------ TASK MATERIAL ------
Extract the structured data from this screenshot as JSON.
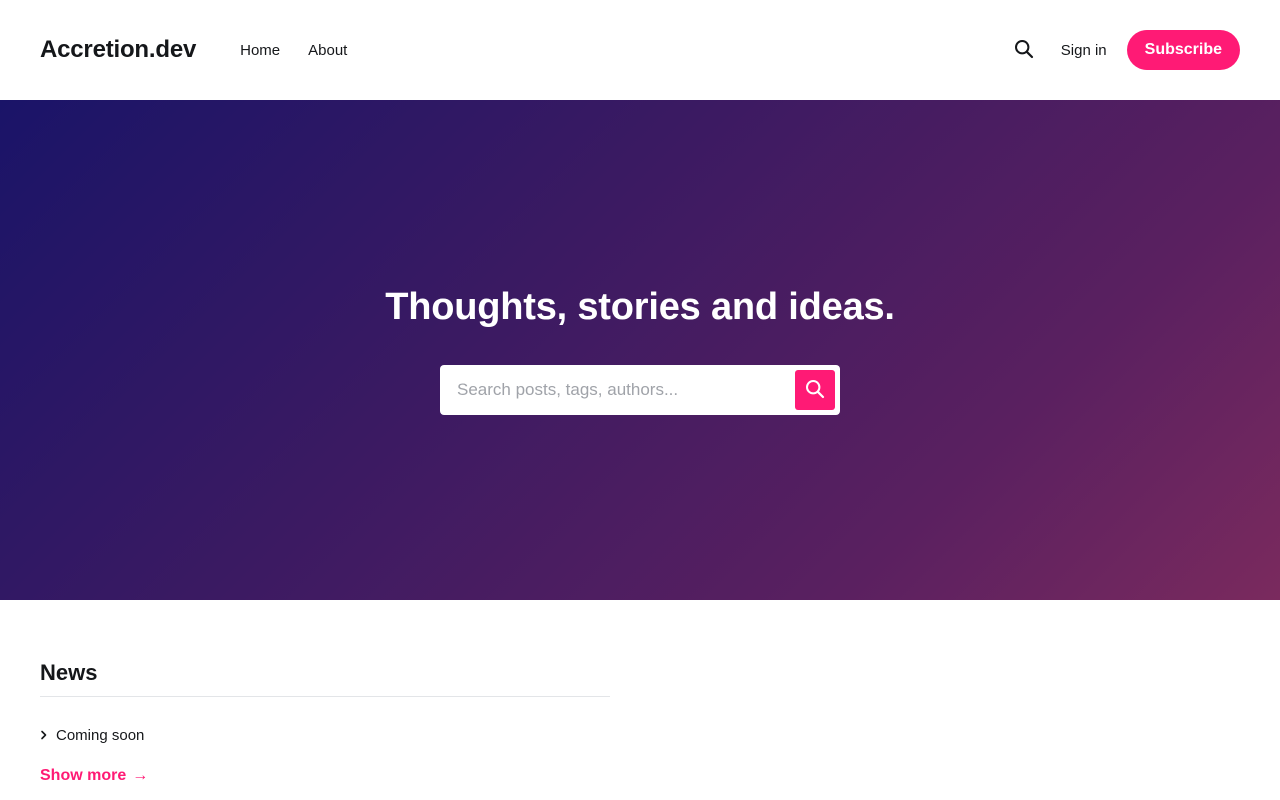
{
  "header": {
    "brand": "Accretion.dev",
    "nav": [
      {
        "label": "Home"
      },
      {
        "label": "About"
      }
    ],
    "search_icon": "search-icon",
    "signin_label": "Sign in",
    "subscribe_label": "Subscribe"
  },
  "hero": {
    "title": "Thoughts, stories and ideas.",
    "search": {
      "placeholder": "Search posts, tags, authors...",
      "value": "",
      "submit_icon": "search-icon"
    }
  },
  "news": {
    "title": "News",
    "items": [
      {
        "label": "Coming soon",
        "icon": "chevron-right-icon"
      }
    ],
    "show_more_label": "Show more",
    "show_more_arrow": "→"
  },
  "colors": {
    "accent": "#ff1a75",
    "text": "#15171a",
    "hero_gradient_start": "#1a1468",
    "hero_gradient_end": "#7a2a5e"
  }
}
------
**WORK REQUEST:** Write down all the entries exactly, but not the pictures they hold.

**SOLUTION TO THIS TASK:**
Extract the structured data from this screenshot as JSON.
{
  "header": {
    "brand": "Accretion.dev",
    "nav": [
      {
        "label": "Home"
      },
      {
        "label": "About"
      }
    ],
    "search_icon": "search-icon",
    "signin_label": "Sign in",
    "subscribe_label": "Subscribe"
  },
  "hero": {
    "title": "Thoughts, stories and ideas.",
    "search": {
      "placeholder": "Search posts, tags, authors...",
      "value": "",
      "submit_icon": "search-icon"
    }
  },
  "news": {
    "title": "News",
    "items": [
      {
        "label": "Coming soon",
        "icon": "chevron-right-icon"
      }
    ],
    "show_more_label": "Show more",
    "show_more_arrow": "→"
  },
  "colors": {
    "accent": "#ff1a75",
    "text": "#15171a",
    "hero_gradient_start": "#1a1468",
    "hero_gradient_end": "#7a2a5e"
  }
}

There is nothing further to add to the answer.